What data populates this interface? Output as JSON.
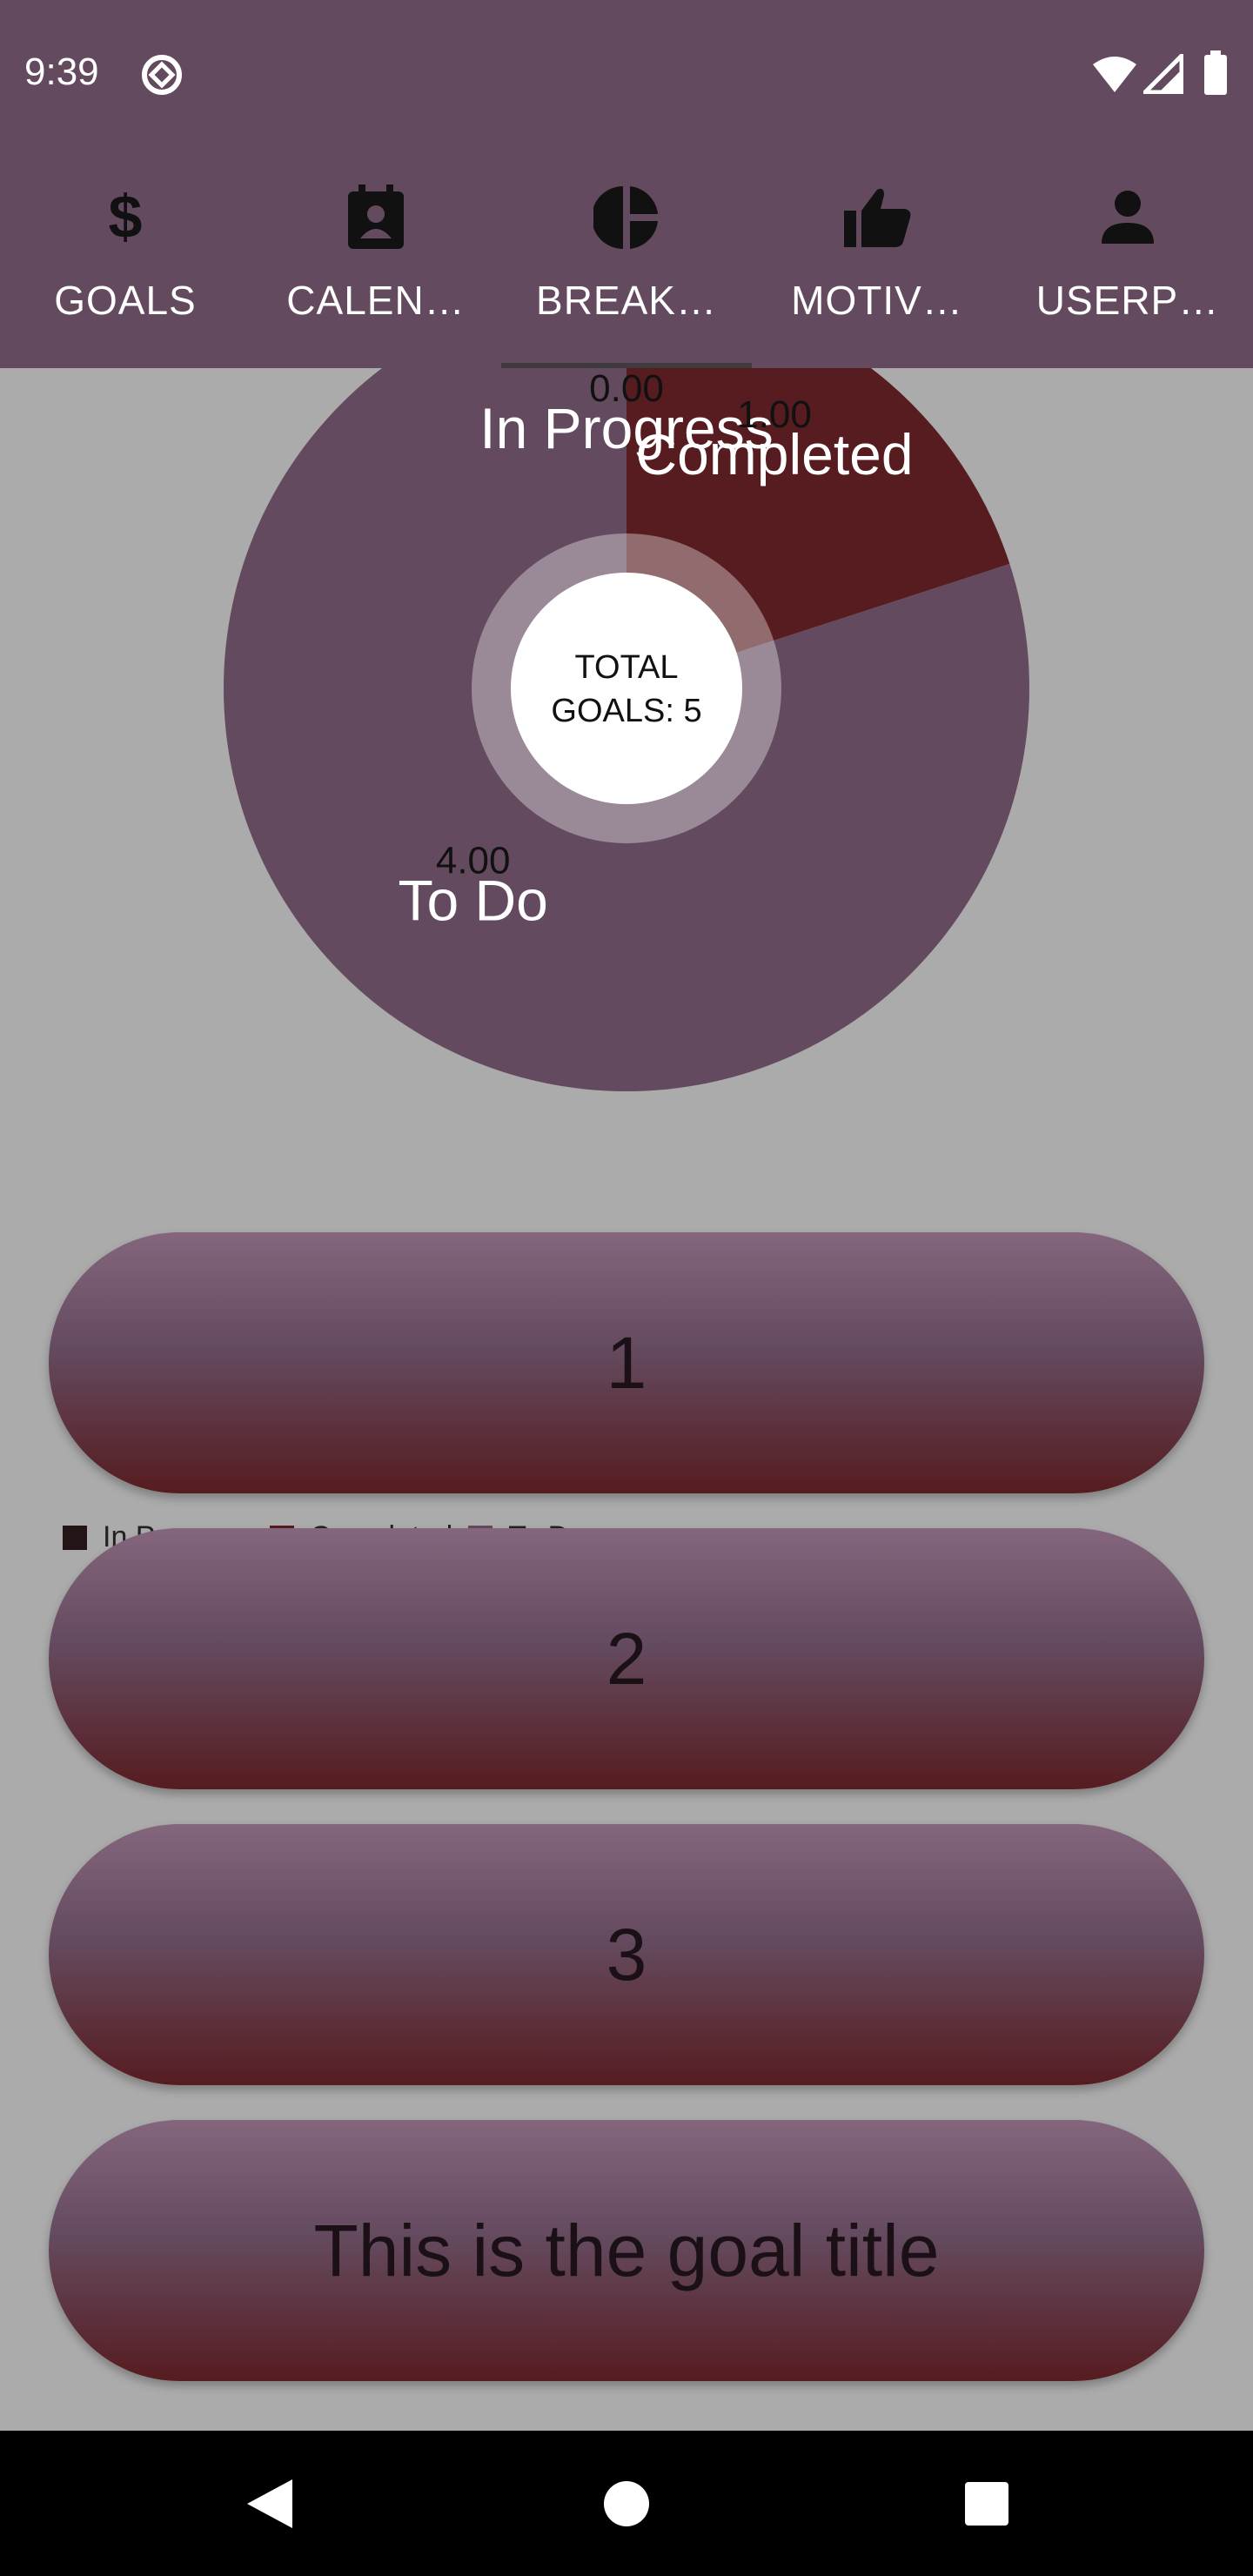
{
  "status": {
    "time": "9:39",
    "icons": [
      "sync-icon",
      "wifi-icon",
      "cell-signal-icon",
      "battery-icon"
    ]
  },
  "tabs": [
    {
      "label": "GOALS",
      "icon": "dollar-icon",
      "selected": false
    },
    {
      "label": "CALEN…",
      "icon": "calendar-contact-icon",
      "selected": false
    },
    {
      "label": "BREAK…",
      "icon": "pie-chart-icon",
      "selected": true
    },
    {
      "label": "MOTIV…",
      "icon": "thumb-up-icon",
      "selected": false
    },
    {
      "label": "USERP…",
      "icon": "person-icon",
      "selected": false
    }
  ],
  "chart_data": {
    "type": "pie",
    "categories": [
      "In Progress",
      "Completed",
      "To Do"
    ],
    "values": [
      0,
      1,
      4
    ],
    "value_labels": [
      "0.00",
      "1.00",
      "4.00"
    ],
    "colors": [
      "#231516",
      "#561c20",
      "#644a5e"
    ],
    "center_text_line1": "TOTAL",
    "center_text_line2": "GOALS: 5",
    "legend": [
      "In Progress",
      "Completed",
      "To Do"
    ],
    "legend_position": "bottom-left"
  },
  "goals": [
    {
      "title": "1"
    },
    {
      "title": "2"
    },
    {
      "title": "3"
    },
    {
      "title": "This is the goal title"
    }
  ],
  "nav": [
    "back-icon",
    "home-icon",
    "recents-icon"
  ]
}
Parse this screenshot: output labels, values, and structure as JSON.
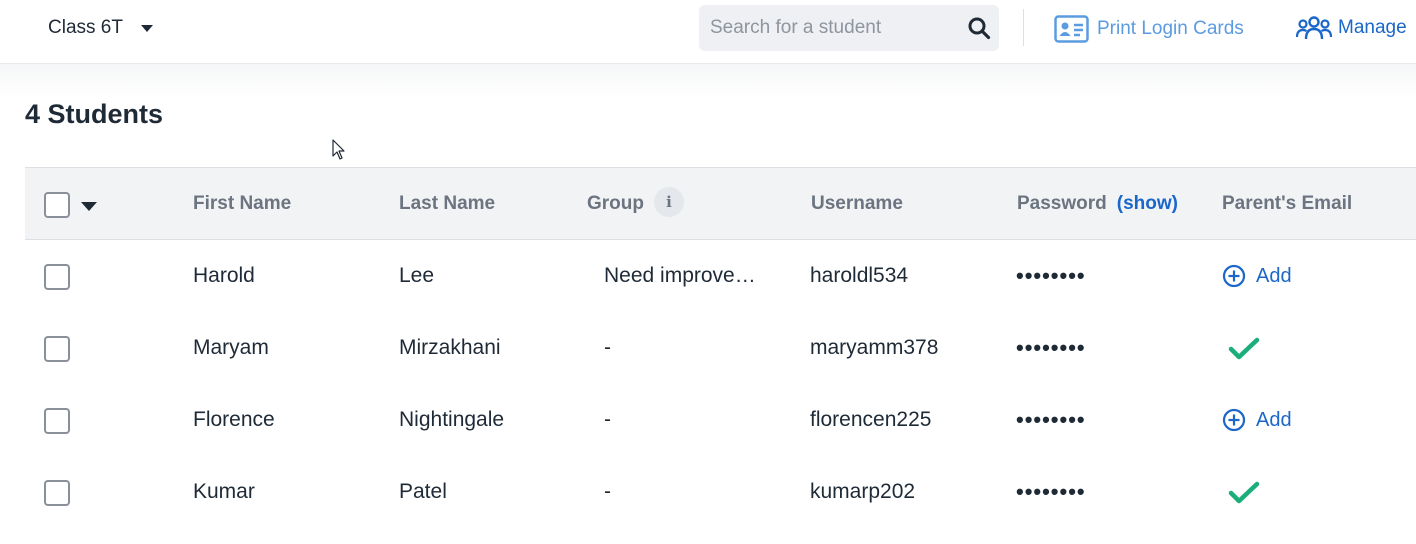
{
  "header": {
    "class_name": "Class 6T",
    "search": {
      "placeholder": "Search for a student",
      "value": ""
    },
    "print_label": "Print Login Cards",
    "manage_label": "Manage"
  },
  "main": {
    "title": "4 Students"
  },
  "table": {
    "columns": {
      "first_name": "First Name",
      "last_name": "Last Name",
      "group": "Group",
      "group_info": "i",
      "username": "Username",
      "password": "Password",
      "password_show": "(show)",
      "parent_email": "Parent's Email"
    },
    "rows": [
      {
        "first": "Harold",
        "last": "Lee",
        "group": "Need improvement",
        "username": "haroldl534",
        "password": "••••••••",
        "parent_email": "add",
        "add_label": "Add"
      },
      {
        "first": "Maryam",
        "last": "Mirzakhani",
        "group": "-",
        "username": "maryamm378",
        "password": "••••••••",
        "parent_email": "done",
        "add_label": ""
      },
      {
        "first": "Florence",
        "last": "Nightingale",
        "group": "-",
        "username": "florencen225",
        "password": "••••••••",
        "parent_email": "add",
        "add_label": "Add"
      },
      {
        "first": "Kumar",
        "last": "Patel",
        "group": "-",
        "username": "kumarp202",
        "password": "••••••••",
        "parent_email": "done",
        "add_label": ""
      }
    ]
  },
  "colors": {
    "link": "#1a66c9",
    "link_light": "#5b9be0",
    "success": "#1aae7a",
    "header_bg": "#f2f3f5"
  },
  "icons": {
    "search": "search-icon",
    "print": "id-card-icon",
    "manage": "users-icon",
    "add": "plus-circle-icon",
    "done": "checkmark-icon",
    "class_dropdown": "caret-down-icon"
  }
}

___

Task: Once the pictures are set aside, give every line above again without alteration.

Solved problem:
What data populates this interface? Output as JSON.
{
  "status": {
    "time": "9:39",
    "icons": [
      "sync-icon",
      "wifi-icon",
      "cell-signal-icon",
      "battery-icon"
    ]
  },
  "tabs": [
    {
      "label": "GOALS",
      "icon": "dollar-icon",
      "selected": false
    },
    {
      "label": "CALEN…",
      "icon": "calendar-contact-icon",
      "selected": false
    },
    {
      "label": "BREAK…",
      "icon": "pie-chart-icon",
      "selected": true
    },
    {
      "label": "MOTIV…",
      "icon": "thumb-up-icon",
      "selected": false
    },
    {
      "label": "USERP…",
      "icon": "person-icon",
      "selected": false
    }
  ],
  "chart_data": {
    "type": "pie",
    "categories": [
      "In Progress",
      "Completed",
      "To Do"
    ],
    "values": [
      0,
      1,
      4
    ],
    "value_labels": [
      "0.00",
      "1.00",
      "4.00"
    ],
    "colors": [
      "#231516",
      "#561c20",
      "#644a5e"
    ],
    "center_text_line1": "TOTAL",
    "center_text_line2": "GOALS: 5",
    "legend": [
      "In Progress",
      "Completed",
      "To Do"
    ],
    "legend_position": "bottom-left"
  },
  "goals": [
    {
      "title": "1"
    },
    {
      "title": "2"
    },
    {
      "title": "3"
    },
    {
      "title": "This is the goal title"
    }
  ],
  "nav": [
    "back-icon",
    "home-icon",
    "recents-icon"
  ]
}
Parse this screenshot: output labels, values, and structure as JSON.
{
  "header": {
    "class_name": "Class 6T",
    "search": {
      "placeholder": "Search for a student",
      "value": ""
    },
    "print_label": "Print Login Cards",
    "manage_label": "Manage"
  },
  "main": {
    "title": "4 Students"
  },
  "table": {
    "columns": {
      "first_name": "First Name",
      "last_name": "Last Name",
      "group": "Group",
      "group_info": "i",
      "username": "Username",
      "password": "Password",
      "password_show": "(show)",
      "parent_email": "Parent's Email"
    },
    "rows": [
      {
        "first": "Harold",
        "last": "Lee",
        "group": "Need improvement",
        "username": "haroldl534",
        "password": "••••••••",
        "parent_email": "add",
        "add_label": "Add"
      },
      {
        "first": "Maryam",
        "last": "Mirzakhani",
        "group": "-",
        "username": "maryamm378",
        "password": "••••••••",
        "parent_email": "done",
        "add_label": ""
      },
      {
        "first": "Florence",
        "last": "Nightingale",
        "group": "-",
        "username": "florencen225",
        "password": "••••••••",
        "parent_email": "add",
        "add_label": "Add"
      },
      {
        "first": "Kumar",
        "last": "Patel",
        "group": "-",
        "username": "kumarp202",
        "password": "••••••••",
        "parent_email": "done",
        "add_label": ""
      }
    ]
  },
  "colors": {
    "link": "#1a66c9",
    "link_light": "#5b9be0",
    "success": "#1aae7a",
    "header_bg": "#f2f3f5"
  },
  "icons": {
    "search": "search-icon",
    "print": "id-card-icon",
    "manage": "users-icon",
    "add": "plus-circle-icon",
    "done": "checkmark-icon",
    "class_dropdown": "caret-down-icon"
  }
}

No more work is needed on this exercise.